Visitors were also able to show off their tuna knowledge by completing our word search, those taking the opportunity to complete IPNLF Know your tuna-quiz had a definite advantage when it came to completing the word search.
There were great entries for our visioning exercise, and a special mention goes to Lily Hercules of Harford Primary School, whose vision board demonstrated a strong mastery of the competition brief. Furthermore, Dillon was also very pleased to be invited to speak to St Paul’s Primary class 2B, who weren’t able to visit IPNLF during Marine Awareness Week. “It was great to be able to participate in class 2Bs learning and enjoy their enthusiasm for the topics”, says Cherie Dillon.
Visiting school groups were given a tour of the information stands by members of the SHG marine team and given the opportunity to participate in various activities. A typical tour started with Rhys Hobbs, SHG Marine and Fisheries Conservation Officer talking about conservation efforts and the need to preserve our marine environment, so it’s healthy when we visit the sea in future.
Leeann Henry, Senior Marine and Fisheries Conservation Assistant led a very engaging talk on the marine life of St Helena, and some of the other British Overseas Territories. Our tiniest visitors had a great time discussing and visualising various marine animals and considering questions such as: how many people does it take to equal the length of a humpback whale? – Quite a few as it turns out!
Joachim Naulaerts, Fisheries Science Programme Co-ordinator put in a lot of work explaining some of the science work that is carried out as part of ongoing stock assessments – key to monitoring the sustainability of our fish stocks, Jo’s presentation was an inspiration to future fisheries scientists.
Elizabeth gave a presentation on the importance of minimising the use of plastic and showcased some of the recycled plastic products produced in St Helena.

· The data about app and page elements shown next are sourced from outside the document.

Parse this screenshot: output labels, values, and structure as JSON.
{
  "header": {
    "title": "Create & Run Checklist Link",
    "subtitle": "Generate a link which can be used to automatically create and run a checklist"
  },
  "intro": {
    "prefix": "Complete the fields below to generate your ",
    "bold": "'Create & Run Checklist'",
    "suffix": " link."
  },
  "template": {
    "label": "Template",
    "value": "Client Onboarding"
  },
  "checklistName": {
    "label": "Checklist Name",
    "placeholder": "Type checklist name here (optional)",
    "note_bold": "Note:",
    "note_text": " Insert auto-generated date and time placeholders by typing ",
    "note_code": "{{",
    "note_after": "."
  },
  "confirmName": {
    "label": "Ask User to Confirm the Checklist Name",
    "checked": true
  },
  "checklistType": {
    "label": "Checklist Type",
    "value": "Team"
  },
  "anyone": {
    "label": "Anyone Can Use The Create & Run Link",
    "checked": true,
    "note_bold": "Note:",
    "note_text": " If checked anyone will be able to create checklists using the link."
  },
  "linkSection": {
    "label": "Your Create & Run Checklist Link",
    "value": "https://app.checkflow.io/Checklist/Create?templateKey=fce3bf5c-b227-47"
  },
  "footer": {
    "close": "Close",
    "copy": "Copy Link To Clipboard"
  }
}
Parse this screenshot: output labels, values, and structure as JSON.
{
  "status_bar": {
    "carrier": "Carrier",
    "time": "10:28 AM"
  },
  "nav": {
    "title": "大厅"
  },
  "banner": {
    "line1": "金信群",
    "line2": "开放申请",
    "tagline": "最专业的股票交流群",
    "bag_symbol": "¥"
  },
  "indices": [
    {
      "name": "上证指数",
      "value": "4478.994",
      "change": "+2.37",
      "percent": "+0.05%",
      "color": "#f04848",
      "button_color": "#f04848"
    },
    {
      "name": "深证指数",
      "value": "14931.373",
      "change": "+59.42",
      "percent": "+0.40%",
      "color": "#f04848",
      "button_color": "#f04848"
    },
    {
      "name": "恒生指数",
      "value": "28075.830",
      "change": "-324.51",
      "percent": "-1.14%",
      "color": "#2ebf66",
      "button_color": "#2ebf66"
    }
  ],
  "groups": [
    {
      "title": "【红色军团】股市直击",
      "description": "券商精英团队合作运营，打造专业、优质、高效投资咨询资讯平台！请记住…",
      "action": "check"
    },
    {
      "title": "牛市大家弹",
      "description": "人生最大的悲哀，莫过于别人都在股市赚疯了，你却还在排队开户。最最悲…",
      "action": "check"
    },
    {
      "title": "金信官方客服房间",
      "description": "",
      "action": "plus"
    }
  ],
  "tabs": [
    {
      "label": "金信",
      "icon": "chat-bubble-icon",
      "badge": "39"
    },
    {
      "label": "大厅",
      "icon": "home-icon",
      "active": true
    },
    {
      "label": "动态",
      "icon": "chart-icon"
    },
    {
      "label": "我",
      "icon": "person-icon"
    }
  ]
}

Jason Sparks, St Helena’s Marine Enforcement Officer, or ‘Police Officer of the Sea’ as he is locally known, explained some of his work and spoke about monitoring arrangements for foreign vessels.
Remi Bruneton, Marine Conservation Assistant, Martin Cranfield, Marine Conservation Worker and Demi George, Marine and Fisheries Conservation Apprentice did an excellent job with the outdoor activities which included a treasure hunt and a fishing game.
Remi, Martin and Demi provide support to SHGs data collection and management. Remi currently works on the lobster project, Martin supports Remi with the lobster project, and also assists Joe with tuna tagging, while Demi assists with data management.
Marine Awareness Week also included evening activities including a presentation evening, a film night and a quiz organised by the St Helena Nature Conservation Group. The quiz which attracted five teams proved to be both educational and fun, testing the powers of observation of participants, as many of the quiz answers were available on the display stands.
The quiz offered excellent opportunities to win a prize, as there were prizes for each of the rounds. The winners of the IPNLF round and the grand prize of a trip on SV Nomadica were the consistently high scoring ‘Wahoo, we’re having a whale of a time’-team. Congratulations!
Marine Awareness Week was an excellent example of the positive impact of stakeholder collaboration and co-operation. The activities were rounded off by an article in the St Helena Sentinel published on 08 April 2021.